  • If possible, really try & attend a Post natal pilates or yoga class. They are both invaluable  to your physical recovery and for future pregnancies but so relaxing too, both elements so important to new mums. It is just very important you choose the right classes. Make sure that they are taught by professionals that have specialised in post natal exercise in order not to get injured or cause damage.
Make The Right Food Choices ‘Most’ Of The Time:
  • I really struggled with this one!! I just wanted sugar 24/7 with being so tired. When I did manage to drag myself away from the sugar and the 20 cups of coffee I felt the benefits massively, so it is so worth it if you can manage to make those choices.  Though some days you just have to drink copious cups of coffee with several packs of Toffee Pop biscuits and that’s ok too!
Try & Have Fun!:
  • Particularly with your partner.
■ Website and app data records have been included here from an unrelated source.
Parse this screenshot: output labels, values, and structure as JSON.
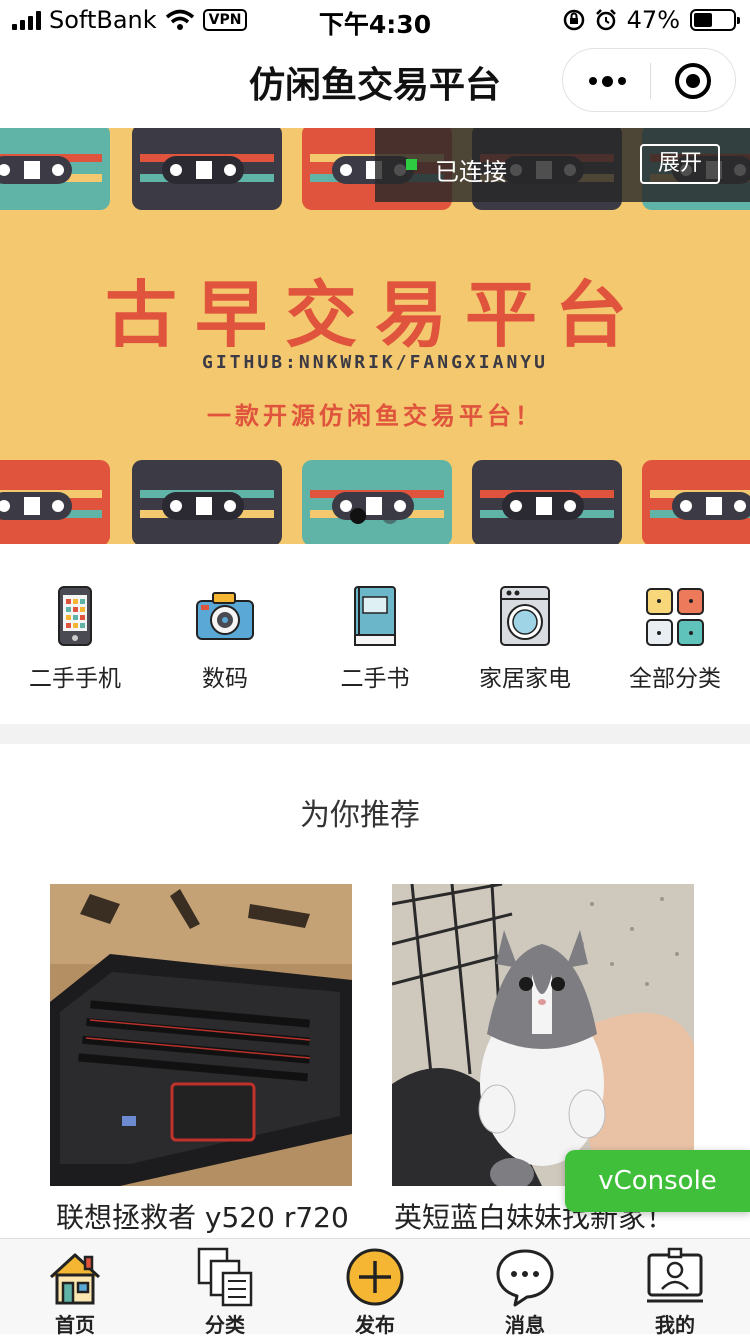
{
  "status_bar": {
    "carrier": "SoftBank",
    "vpn": "VPN",
    "time": "下午4:30",
    "battery": "47%",
    "battery_level": 0.47
  },
  "nav": {
    "title": "仿闲鱼交易平台"
  },
  "banner": {
    "title": "古早交易平台",
    "github": "GITHUB:NNKWRIK/FANGXIANYU",
    "subtitle": "一款开源仿闲鱼交易平台！",
    "slide_count": 2,
    "active_slide": 1
  },
  "connection": {
    "status": "已连接",
    "expand_label": "展开"
  },
  "categories": [
    {
      "label": "二手手机",
      "icon": "phone-icon"
    },
    {
      "label": "数码",
      "icon": "camera-icon"
    },
    {
      "label": "二手书",
      "icon": "book-icon"
    },
    {
      "label": "家居家电",
      "icon": "washing-machine-icon"
    },
    {
      "label": "全部分类",
      "icon": "grid-icon"
    }
  ],
  "recommend": {
    "title": "为你推荐",
    "products": [
      {
        "title": "联想拯救者 y520 r720",
        "image": "laptop-photo"
      },
      {
        "title": "英短蓝白妹妹找新家！",
        "image": "kitten-photo"
      }
    ]
  },
  "vconsole": {
    "label": "vConsole"
  },
  "tabbar": [
    {
      "label": "首页",
      "icon": "home-icon"
    },
    {
      "label": "分类",
      "icon": "category-icon"
    },
    {
      "label": "发布",
      "icon": "publish-plus-icon"
    },
    {
      "label": "消息",
      "icon": "message-icon"
    },
    {
      "label": "我的",
      "icon": "profile-icon"
    }
  ],
  "colors": {
    "banner_bg": "#f3c86e",
    "banner_accent": "#e0533c",
    "vconsole_green": "#3fbf3a",
    "publish_yellow": "#f5b733"
  }
}
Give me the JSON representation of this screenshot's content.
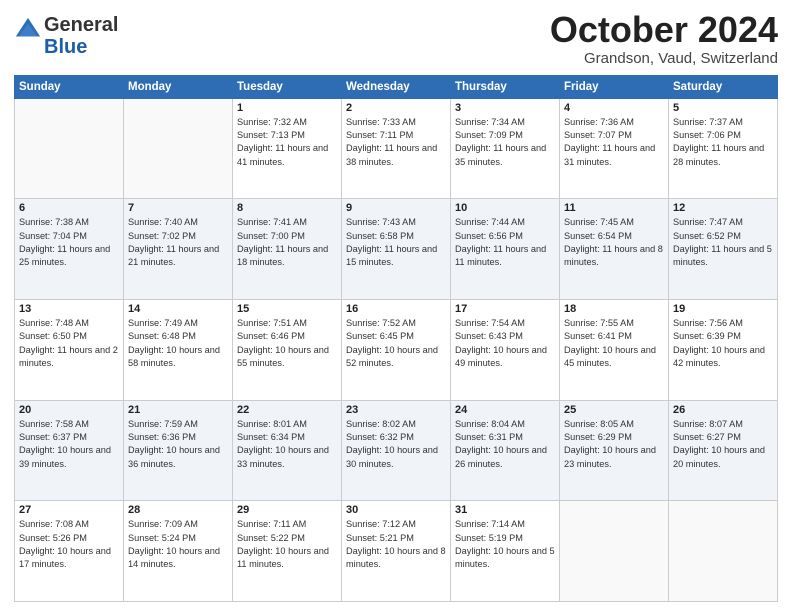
{
  "header": {
    "logo_general": "General",
    "logo_blue": "Blue",
    "month_title": "October 2024",
    "location": "Grandson, Vaud, Switzerland"
  },
  "weekdays": [
    "Sunday",
    "Monday",
    "Tuesday",
    "Wednesday",
    "Thursday",
    "Friday",
    "Saturday"
  ],
  "weeks": [
    [
      {
        "day": "",
        "sunrise": "",
        "sunset": "",
        "daylight": ""
      },
      {
        "day": "",
        "sunrise": "",
        "sunset": "",
        "daylight": ""
      },
      {
        "day": "1",
        "sunrise": "Sunrise: 7:32 AM",
        "sunset": "Sunset: 7:13 PM",
        "daylight": "Daylight: 11 hours and 41 minutes."
      },
      {
        "day": "2",
        "sunrise": "Sunrise: 7:33 AM",
        "sunset": "Sunset: 7:11 PM",
        "daylight": "Daylight: 11 hours and 38 minutes."
      },
      {
        "day": "3",
        "sunrise": "Sunrise: 7:34 AM",
        "sunset": "Sunset: 7:09 PM",
        "daylight": "Daylight: 11 hours and 35 minutes."
      },
      {
        "day": "4",
        "sunrise": "Sunrise: 7:36 AM",
        "sunset": "Sunset: 7:07 PM",
        "daylight": "Daylight: 11 hours and 31 minutes."
      },
      {
        "day": "5",
        "sunrise": "Sunrise: 7:37 AM",
        "sunset": "Sunset: 7:06 PM",
        "daylight": "Daylight: 11 hours and 28 minutes."
      }
    ],
    [
      {
        "day": "6",
        "sunrise": "Sunrise: 7:38 AM",
        "sunset": "Sunset: 7:04 PM",
        "daylight": "Daylight: 11 hours and 25 minutes."
      },
      {
        "day": "7",
        "sunrise": "Sunrise: 7:40 AM",
        "sunset": "Sunset: 7:02 PM",
        "daylight": "Daylight: 11 hours and 21 minutes."
      },
      {
        "day": "8",
        "sunrise": "Sunrise: 7:41 AM",
        "sunset": "Sunset: 7:00 PM",
        "daylight": "Daylight: 11 hours and 18 minutes."
      },
      {
        "day": "9",
        "sunrise": "Sunrise: 7:43 AM",
        "sunset": "Sunset: 6:58 PM",
        "daylight": "Daylight: 11 hours and 15 minutes."
      },
      {
        "day": "10",
        "sunrise": "Sunrise: 7:44 AM",
        "sunset": "Sunset: 6:56 PM",
        "daylight": "Daylight: 11 hours and 11 minutes."
      },
      {
        "day": "11",
        "sunrise": "Sunrise: 7:45 AM",
        "sunset": "Sunset: 6:54 PM",
        "daylight": "Daylight: 11 hours and 8 minutes."
      },
      {
        "day": "12",
        "sunrise": "Sunrise: 7:47 AM",
        "sunset": "Sunset: 6:52 PM",
        "daylight": "Daylight: 11 hours and 5 minutes."
      }
    ],
    [
      {
        "day": "13",
        "sunrise": "Sunrise: 7:48 AM",
        "sunset": "Sunset: 6:50 PM",
        "daylight": "Daylight: 11 hours and 2 minutes."
      },
      {
        "day": "14",
        "sunrise": "Sunrise: 7:49 AM",
        "sunset": "Sunset: 6:48 PM",
        "daylight": "Daylight: 10 hours and 58 minutes."
      },
      {
        "day": "15",
        "sunrise": "Sunrise: 7:51 AM",
        "sunset": "Sunset: 6:46 PM",
        "daylight": "Daylight: 10 hours and 55 minutes."
      },
      {
        "day": "16",
        "sunrise": "Sunrise: 7:52 AM",
        "sunset": "Sunset: 6:45 PM",
        "daylight": "Daylight: 10 hours and 52 minutes."
      },
      {
        "day": "17",
        "sunrise": "Sunrise: 7:54 AM",
        "sunset": "Sunset: 6:43 PM",
        "daylight": "Daylight: 10 hours and 49 minutes."
      },
      {
        "day": "18",
        "sunrise": "Sunrise: 7:55 AM",
        "sunset": "Sunset: 6:41 PM",
        "daylight": "Daylight: 10 hours and 45 minutes."
      },
      {
        "day": "19",
        "sunrise": "Sunrise: 7:56 AM",
        "sunset": "Sunset: 6:39 PM",
        "daylight": "Daylight: 10 hours and 42 minutes."
      }
    ],
    [
      {
        "day": "20",
        "sunrise": "Sunrise: 7:58 AM",
        "sunset": "Sunset: 6:37 PM",
        "daylight": "Daylight: 10 hours and 39 minutes."
      },
      {
        "day": "21",
        "sunrise": "Sunrise: 7:59 AM",
        "sunset": "Sunset: 6:36 PM",
        "daylight": "Daylight: 10 hours and 36 minutes."
      },
      {
        "day": "22",
        "sunrise": "Sunrise: 8:01 AM",
        "sunset": "Sunset: 6:34 PM",
        "daylight": "Daylight: 10 hours and 33 minutes."
      },
      {
        "day": "23",
        "sunrise": "Sunrise: 8:02 AM",
        "sunset": "Sunset: 6:32 PM",
        "daylight": "Daylight: 10 hours and 30 minutes."
      },
      {
        "day": "24",
        "sunrise": "Sunrise: 8:04 AM",
        "sunset": "Sunset: 6:31 PM",
        "daylight": "Daylight: 10 hours and 26 minutes."
      },
      {
        "day": "25",
        "sunrise": "Sunrise: 8:05 AM",
        "sunset": "Sunset: 6:29 PM",
        "daylight": "Daylight: 10 hours and 23 minutes."
      },
      {
        "day": "26",
        "sunrise": "Sunrise: 8:07 AM",
        "sunset": "Sunset: 6:27 PM",
        "daylight": "Daylight: 10 hours and 20 minutes."
      }
    ],
    [
      {
        "day": "27",
        "sunrise": "Sunrise: 7:08 AM",
        "sunset": "Sunset: 5:26 PM",
        "daylight": "Daylight: 10 hours and 17 minutes."
      },
      {
        "day": "28",
        "sunrise": "Sunrise: 7:09 AM",
        "sunset": "Sunset: 5:24 PM",
        "daylight": "Daylight: 10 hours and 14 minutes."
      },
      {
        "day": "29",
        "sunrise": "Sunrise: 7:11 AM",
        "sunset": "Sunset: 5:22 PM",
        "daylight": "Daylight: 10 hours and 11 minutes."
      },
      {
        "day": "30",
        "sunrise": "Sunrise: 7:12 AM",
        "sunset": "Sunset: 5:21 PM",
        "daylight": "Daylight: 10 hours and 8 minutes."
      },
      {
        "day": "31",
        "sunrise": "Sunrise: 7:14 AM",
        "sunset": "Sunset: 5:19 PM",
        "daylight": "Daylight: 10 hours and 5 minutes."
      },
      {
        "day": "",
        "sunrise": "",
        "sunset": "",
        "daylight": ""
      },
      {
        "day": "",
        "sunrise": "",
        "sunset": "",
        "daylight": ""
      }
    ]
  ]
}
This may be a tough one as you are probably killing each other or just feel too tired to make an effort. Let go of being the perfect mum, give yourself and break, laugh- you won’t regret it! & the times goes so fast so try not to be too serious about it & enjoy it!

Lucy

❤Lucy Coleman❤

1yrs old

How can Personal Health Help New Mums?

Exercise, Meet Other Mums & Have Fun:

Post Natal Pilates & Yoga classes led by Chartered physiotherapists and Midwives: see here for schedules and prices:

http://personalhealth.ie/clinical-pathways/medically-led-fitness/

(Babies are welcome up to crawling age at Personal Health.)

Dietary Choices:

Dietary workshops for new mums: Coming soon

or

Book an appointment with our Consultant Dietitian:

Caoimhe McDonald(MINDI)

www.personalhealth.ie

Call: 01 4964002

 Email: info@personalhealth.ie